Information provided:

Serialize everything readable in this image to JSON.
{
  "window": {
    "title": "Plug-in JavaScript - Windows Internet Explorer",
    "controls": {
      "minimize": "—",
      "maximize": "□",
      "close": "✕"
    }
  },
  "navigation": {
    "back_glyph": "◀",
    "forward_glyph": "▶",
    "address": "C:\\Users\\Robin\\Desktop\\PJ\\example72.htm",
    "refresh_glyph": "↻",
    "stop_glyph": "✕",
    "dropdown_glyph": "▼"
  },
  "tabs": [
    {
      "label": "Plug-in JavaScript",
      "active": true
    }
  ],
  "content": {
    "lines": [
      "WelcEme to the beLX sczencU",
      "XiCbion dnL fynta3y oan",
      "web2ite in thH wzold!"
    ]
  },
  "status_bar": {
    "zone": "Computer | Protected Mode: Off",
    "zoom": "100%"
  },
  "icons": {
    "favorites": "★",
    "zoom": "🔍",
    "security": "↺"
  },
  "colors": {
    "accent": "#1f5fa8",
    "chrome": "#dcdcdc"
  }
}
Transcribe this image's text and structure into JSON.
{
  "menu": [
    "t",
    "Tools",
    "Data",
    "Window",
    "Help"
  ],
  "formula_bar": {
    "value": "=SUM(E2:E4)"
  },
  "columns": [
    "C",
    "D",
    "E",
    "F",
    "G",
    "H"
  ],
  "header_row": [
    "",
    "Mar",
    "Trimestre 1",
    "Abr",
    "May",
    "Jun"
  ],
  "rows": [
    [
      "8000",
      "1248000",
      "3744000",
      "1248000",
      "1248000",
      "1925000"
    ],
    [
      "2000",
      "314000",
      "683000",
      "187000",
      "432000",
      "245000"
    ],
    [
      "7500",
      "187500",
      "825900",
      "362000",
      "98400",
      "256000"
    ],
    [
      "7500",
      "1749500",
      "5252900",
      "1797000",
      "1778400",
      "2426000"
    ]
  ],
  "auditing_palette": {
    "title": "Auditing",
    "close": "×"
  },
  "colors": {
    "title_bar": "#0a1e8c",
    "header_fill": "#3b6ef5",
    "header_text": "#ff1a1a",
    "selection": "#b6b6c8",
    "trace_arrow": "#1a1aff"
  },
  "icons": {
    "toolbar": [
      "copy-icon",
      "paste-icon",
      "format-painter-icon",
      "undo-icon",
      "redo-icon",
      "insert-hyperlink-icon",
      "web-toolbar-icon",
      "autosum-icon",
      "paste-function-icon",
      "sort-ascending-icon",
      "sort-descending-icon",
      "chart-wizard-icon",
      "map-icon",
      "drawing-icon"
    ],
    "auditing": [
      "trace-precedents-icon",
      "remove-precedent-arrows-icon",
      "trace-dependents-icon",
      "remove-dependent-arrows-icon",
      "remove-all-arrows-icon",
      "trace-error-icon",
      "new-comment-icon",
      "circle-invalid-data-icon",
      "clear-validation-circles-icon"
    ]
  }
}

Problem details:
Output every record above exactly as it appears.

Solution:
Serialize everything readable in this image to JSON.
{
  "window": {
    "title": "Plug-in JavaScript - Windows Internet Explorer",
    "controls": {
      "minimize": "—",
      "maximize": "□",
      "close": "✕"
    }
  },
  "navigation": {
    "back_glyph": "◀",
    "forward_glyph": "▶",
    "address": "C:\\Users\\Robin\\Desktop\\PJ\\example72.htm",
    "refresh_glyph": "↻",
    "stop_glyph": "✕",
    "dropdown_glyph": "▼"
  },
  "tabs": [
    {
      "label": "Plug-in JavaScript",
      "active": true
    }
  ],
  "content": {
    "lines": [
      "WelcEme to the beLX sczencU",
      "XiCbion dnL fynta3y oan",
      "web2ite in thH wzold!"
    ]
  },
  "status_bar": {
    "zone": "Computer | Protected Mode: Off",
    "zoom": "100%"
  },
  "icons": {
    "favorites": "★",
    "zoom": "🔍",
    "security": "↺"
  },
  "colors": {
    "accent": "#1f5fa8",
    "chrome": "#dcdcdc"
  }
}
Transcribe this image's text and structure into JSON.
{
  "menu": [
    "t",
    "Tools",
    "Data",
    "Window",
    "Help"
  ],
  "formula_bar": {
    "value": "=SUM(E2:E4)"
  },
  "columns": [
    "C",
    "D",
    "E",
    "F",
    "G",
    "H"
  ],
  "header_row": [
    "",
    "Mar",
    "Trimestre 1",
    "Abr",
    "May",
    "Jun"
  ],
  "rows": [
    [
      "8000",
      "1248000",
      "3744000",
      "1248000",
      "1248000",
      "1925000"
    ],
    [
      "2000",
      "314000",
      "683000",
      "187000",
      "432000",
      "245000"
    ],
    [
      "7500",
      "187500",
      "825900",
      "362000",
      "98400",
      "256000"
    ],
    [
      "7500",
      "1749500",
      "5252900",
      "1797000",
      "1778400",
      "2426000"
    ]
  ],
  "auditing_palette": {
    "title": "Auditing",
    "close": "×"
  },
  "colors": {
    "title_bar": "#0a1e8c",
    "header_fill": "#3b6ef5",
    "header_text": "#ff1a1a",
    "selection": "#b6b6c8",
    "trace_arrow": "#1a1aff"
  },
  "icons": {
    "toolbar": [
      "copy-icon",
      "paste-icon",
      "format-painter-icon",
      "undo-icon",
      "redo-icon",
      "insert-hyperlink-icon",
      "web-toolbar-icon",
      "autosum-icon",
      "paste-function-icon",
      "sort-ascending-icon",
      "sort-descending-icon",
      "chart-wizard-icon",
      "map-icon",
      "drawing-icon"
    ],
    "auditing": [
      "trace-precedents-icon",
      "remove-precedent-arrows-icon",
      "trace-dependents-icon",
      "remove-dependent-arrows-icon",
      "remove-all-arrows-icon",
      "trace-error-icon",
      "new-comment-icon",
      "circle-invalid-data-icon",
      "clear-validation-circles-icon"
    ]
  }
}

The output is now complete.